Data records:
§

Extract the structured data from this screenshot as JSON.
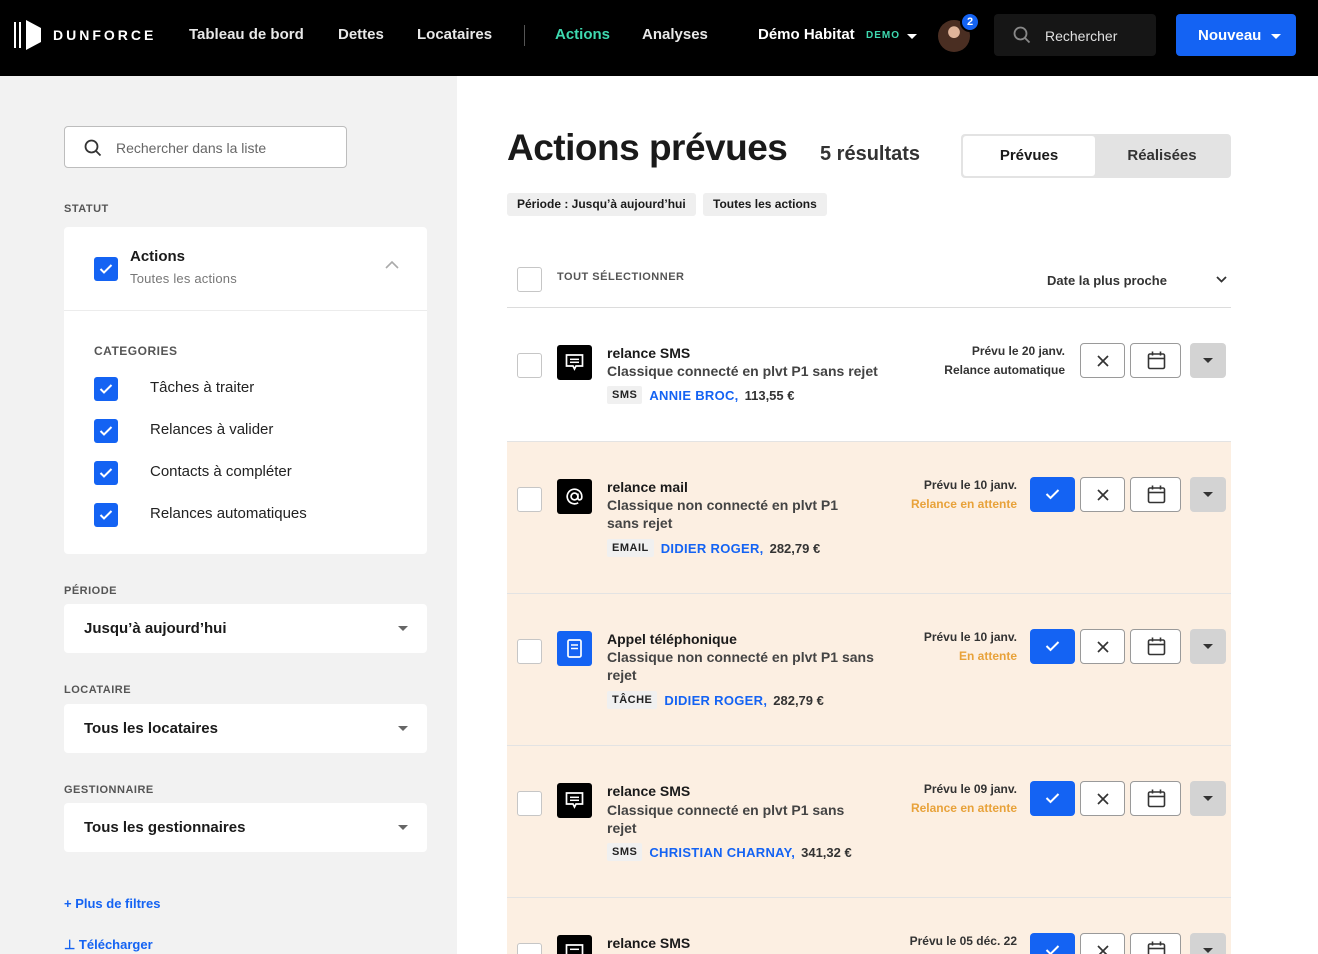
{
  "nav": {
    "brand": "DUNFORCE",
    "links": [
      "Tableau de bord",
      "Dettes",
      "Locataires",
      "Actions",
      "Analyses"
    ],
    "active": "Actions",
    "org": "Démo Habitat",
    "org_badge": "DEMO",
    "notif_count": "2",
    "search_placeholder": "Rechercher",
    "new_button": "Nouveau"
  },
  "sidebar": {
    "search_placeholder": "Rechercher dans la liste",
    "statut_label": "STATUT",
    "statut_title": "Actions",
    "statut_sub": "Toutes les actions",
    "categories_label": "CATEGORIES",
    "categories": [
      "Tâches à traiter",
      "Relances à valider",
      "Contacts à compléter",
      "Relances automatiques"
    ],
    "periode_label": "PÉRIODE",
    "periode_value": "Jusqu’à aujourd’hui",
    "locataire_label": "LOCATAIRE",
    "locataire_value": "Tous les locataires",
    "gestionnaire_label": "GESTIONNAIRE",
    "gestionnaire_value": "Tous les gestionnaires",
    "more_filters": "+ Plus de filtres",
    "download": "⊥ Télécharger"
  },
  "main": {
    "title": "Actions prévues",
    "count": "5 résultats",
    "toggle": [
      "Prévues",
      "Réalisées"
    ],
    "chips": [
      "Période : Jusqu’à aujourd’hui",
      "Toutes les actions"
    ],
    "select_all": "TOUT SÉLECTIONNER",
    "sort": "Date la plus proche",
    "rows": [
      {
        "icon": "sms-icon",
        "title": "relance SMS",
        "desc": "Classique connecté en plvt P1 sans rejet",
        "type": "SMS",
        "name": "ANNIE BROC,",
        "amount": "113,55 €",
        "date": "Prévu le 20 janv.",
        "status": "Relance automatique",
        "status_color": "#333333"
      },
      {
        "icon": "at-icon",
        "title": "relance mail",
        "desc": "Classique non connecté en plvt P1 sans rejet",
        "type": "EMAIL",
        "name": "DIDIER ROGER,",
        "amount": "282,79 €",
        "date": "Prévu le 10 janv.",
        "status": "Relance en attente",
        "status_color": "#e8a23a"
      },
      {
        "icon": "task-icon",
        "title": "Appel téléphonique",
        "desc": "Classique non connecté en plvt P1 sans rejet",
        "type": "TÂCHE",
        "name": "DIDIER ROGER,",
        "amount": "282,79 €",
        "date": "Prévu le 10 janv.",
        "status": "En attente",
        "status_color": "#e8a23a"
      },
      {
        "icon": "sms-icon",
        "title": "relance SMS",
        "desc": "Classique connecté en plvt P1 sans rejet",
        "type": "SMS",
        "name": "CHRISTIAN CHARNAY,",
        "amount": "341,32 €",
        "date": "Prévu le 09 janv.",
        "status": "Relance en attente",
        "status_color": "#e8a23a"
      },
      {
        "icon": "sms-icon",
        "title": "relance SMS",
        "desc": "",
        "type": "",
        "name": "",
        "amount": "",
        "date": "Prévu le 05 déc. 22",
        "status": "",
        "status_color": "#e8a23a"
      }
    ]
  },
  "colors": {
    "accent": "#1463f3",
    "active_nav": "#3ed9b0",
    "pending": "#e8a23a",
    "highlight_row": "#fcefe2"
  }
}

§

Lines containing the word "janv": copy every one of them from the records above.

§ EXERCISE RESULT
        "date": "Prévu le 20 janv.",
        "date": "Prévu le 10 janv.",
        "date": "Prévu le 10 janv.",
        "date": "Prévu le 09 janv.",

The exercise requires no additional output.